◆ Task statement: Take every line in the entries that includes the word "your" and copy it.

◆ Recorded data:
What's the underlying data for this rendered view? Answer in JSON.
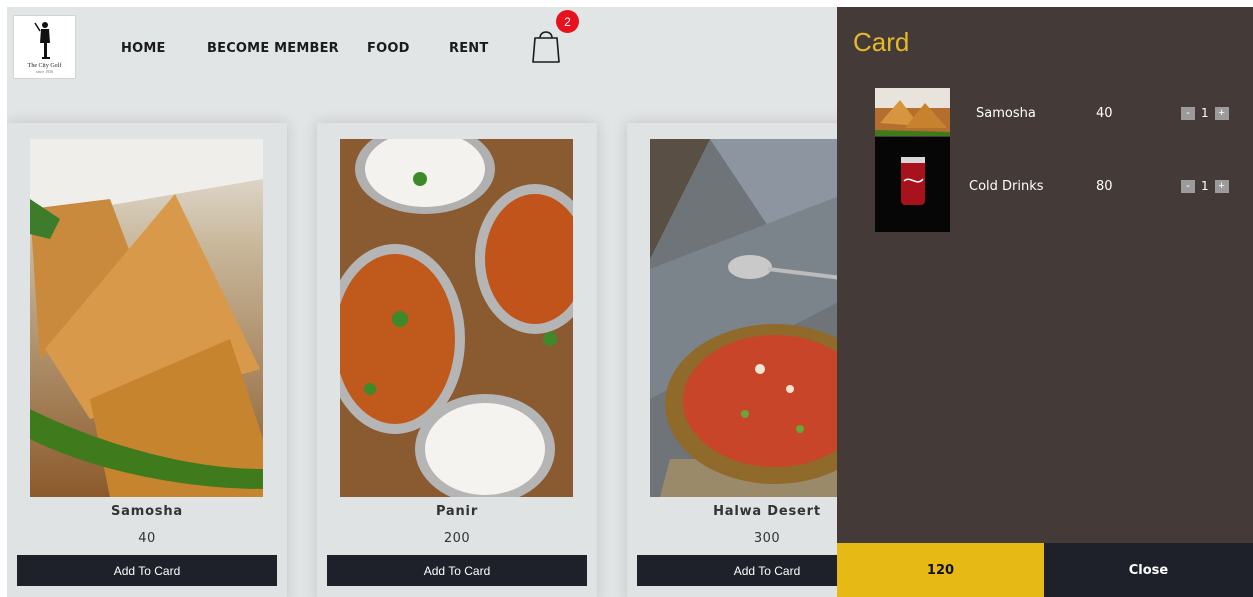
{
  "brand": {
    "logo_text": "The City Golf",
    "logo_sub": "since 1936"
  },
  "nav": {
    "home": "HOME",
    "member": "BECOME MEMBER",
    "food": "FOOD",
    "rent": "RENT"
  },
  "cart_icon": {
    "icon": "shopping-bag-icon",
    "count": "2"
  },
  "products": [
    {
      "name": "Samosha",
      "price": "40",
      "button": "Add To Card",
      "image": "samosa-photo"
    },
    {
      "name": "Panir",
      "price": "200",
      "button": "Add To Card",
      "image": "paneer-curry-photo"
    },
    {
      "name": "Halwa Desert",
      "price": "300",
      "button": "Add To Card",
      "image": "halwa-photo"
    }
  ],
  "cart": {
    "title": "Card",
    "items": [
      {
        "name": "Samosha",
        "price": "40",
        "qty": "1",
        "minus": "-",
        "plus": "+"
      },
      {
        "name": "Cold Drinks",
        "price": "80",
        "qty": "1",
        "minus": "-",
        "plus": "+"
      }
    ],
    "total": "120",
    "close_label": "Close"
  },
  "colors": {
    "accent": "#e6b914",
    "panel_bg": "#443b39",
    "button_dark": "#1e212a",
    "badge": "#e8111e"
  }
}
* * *
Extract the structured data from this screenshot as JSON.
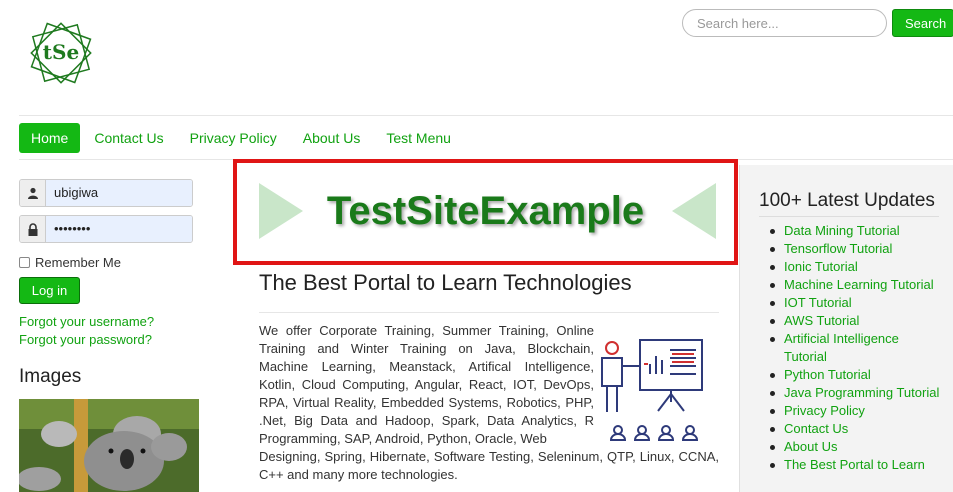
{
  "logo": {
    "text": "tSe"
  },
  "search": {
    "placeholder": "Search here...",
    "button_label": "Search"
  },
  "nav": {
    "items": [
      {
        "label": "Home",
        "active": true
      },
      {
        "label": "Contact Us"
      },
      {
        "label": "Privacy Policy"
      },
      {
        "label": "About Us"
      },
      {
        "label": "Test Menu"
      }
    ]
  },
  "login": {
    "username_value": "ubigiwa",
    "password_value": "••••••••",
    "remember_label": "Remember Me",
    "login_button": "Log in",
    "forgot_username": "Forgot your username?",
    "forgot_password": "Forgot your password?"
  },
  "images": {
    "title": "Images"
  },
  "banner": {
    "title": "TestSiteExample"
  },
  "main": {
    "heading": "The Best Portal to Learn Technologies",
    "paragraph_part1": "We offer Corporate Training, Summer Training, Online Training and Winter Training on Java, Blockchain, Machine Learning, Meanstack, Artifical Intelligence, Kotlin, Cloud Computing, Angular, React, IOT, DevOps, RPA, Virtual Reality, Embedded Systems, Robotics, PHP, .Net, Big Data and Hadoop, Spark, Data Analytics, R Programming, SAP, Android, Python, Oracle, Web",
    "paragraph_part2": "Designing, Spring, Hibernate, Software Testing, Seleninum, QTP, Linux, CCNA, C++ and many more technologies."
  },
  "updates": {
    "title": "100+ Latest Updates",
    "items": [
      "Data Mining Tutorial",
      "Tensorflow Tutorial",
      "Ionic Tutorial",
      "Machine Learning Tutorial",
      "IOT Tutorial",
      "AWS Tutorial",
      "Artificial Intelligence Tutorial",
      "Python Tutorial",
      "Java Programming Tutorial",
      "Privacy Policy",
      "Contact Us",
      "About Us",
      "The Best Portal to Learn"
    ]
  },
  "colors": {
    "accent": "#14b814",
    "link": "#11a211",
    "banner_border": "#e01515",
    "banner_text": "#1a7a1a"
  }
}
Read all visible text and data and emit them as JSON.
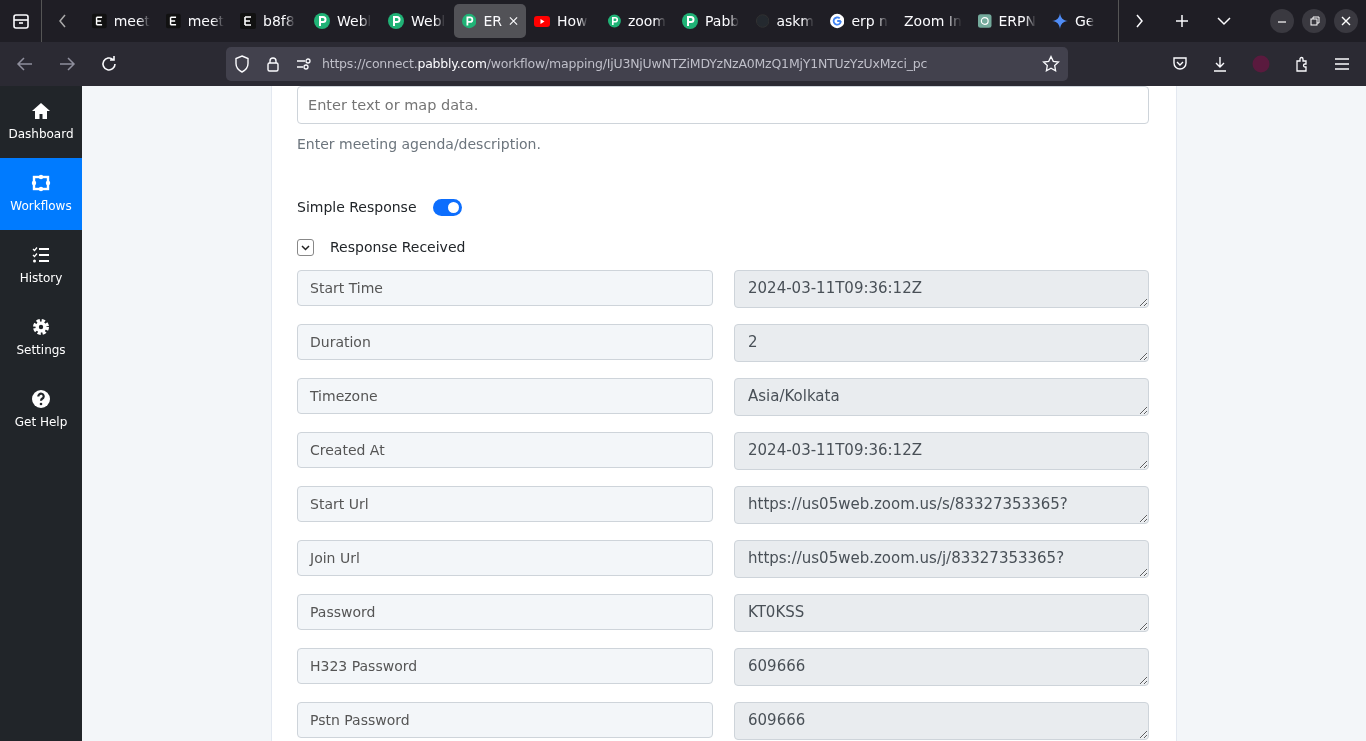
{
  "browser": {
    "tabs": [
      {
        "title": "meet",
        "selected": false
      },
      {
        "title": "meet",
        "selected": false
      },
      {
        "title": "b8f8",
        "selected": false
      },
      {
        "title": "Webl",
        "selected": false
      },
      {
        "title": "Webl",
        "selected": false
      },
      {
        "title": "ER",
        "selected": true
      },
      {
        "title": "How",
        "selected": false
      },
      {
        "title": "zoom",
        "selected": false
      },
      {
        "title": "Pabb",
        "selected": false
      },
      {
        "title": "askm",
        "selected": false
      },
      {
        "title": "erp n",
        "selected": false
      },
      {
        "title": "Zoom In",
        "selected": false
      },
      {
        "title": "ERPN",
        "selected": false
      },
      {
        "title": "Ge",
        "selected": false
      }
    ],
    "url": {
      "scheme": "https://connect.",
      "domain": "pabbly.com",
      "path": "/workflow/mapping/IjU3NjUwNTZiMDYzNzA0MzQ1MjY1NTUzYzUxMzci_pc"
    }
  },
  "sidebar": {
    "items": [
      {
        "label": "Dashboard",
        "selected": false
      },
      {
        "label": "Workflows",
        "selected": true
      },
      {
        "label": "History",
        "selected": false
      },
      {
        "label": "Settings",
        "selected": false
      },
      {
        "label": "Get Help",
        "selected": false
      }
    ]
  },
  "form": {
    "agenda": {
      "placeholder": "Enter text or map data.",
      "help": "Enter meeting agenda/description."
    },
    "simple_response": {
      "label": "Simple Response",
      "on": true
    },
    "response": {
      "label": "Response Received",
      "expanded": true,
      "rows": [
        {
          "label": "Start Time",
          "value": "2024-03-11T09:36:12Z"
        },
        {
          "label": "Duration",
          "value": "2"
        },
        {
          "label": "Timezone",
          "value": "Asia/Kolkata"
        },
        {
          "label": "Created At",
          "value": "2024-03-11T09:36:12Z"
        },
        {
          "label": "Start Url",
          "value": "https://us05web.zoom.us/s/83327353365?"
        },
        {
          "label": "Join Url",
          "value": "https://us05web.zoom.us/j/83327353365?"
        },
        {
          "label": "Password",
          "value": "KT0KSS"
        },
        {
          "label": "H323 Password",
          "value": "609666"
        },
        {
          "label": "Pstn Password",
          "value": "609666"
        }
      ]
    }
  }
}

◆ Task solution:
    "forgot_username": "Forgot your username?",
    "forgot_password": "Forgot your password?"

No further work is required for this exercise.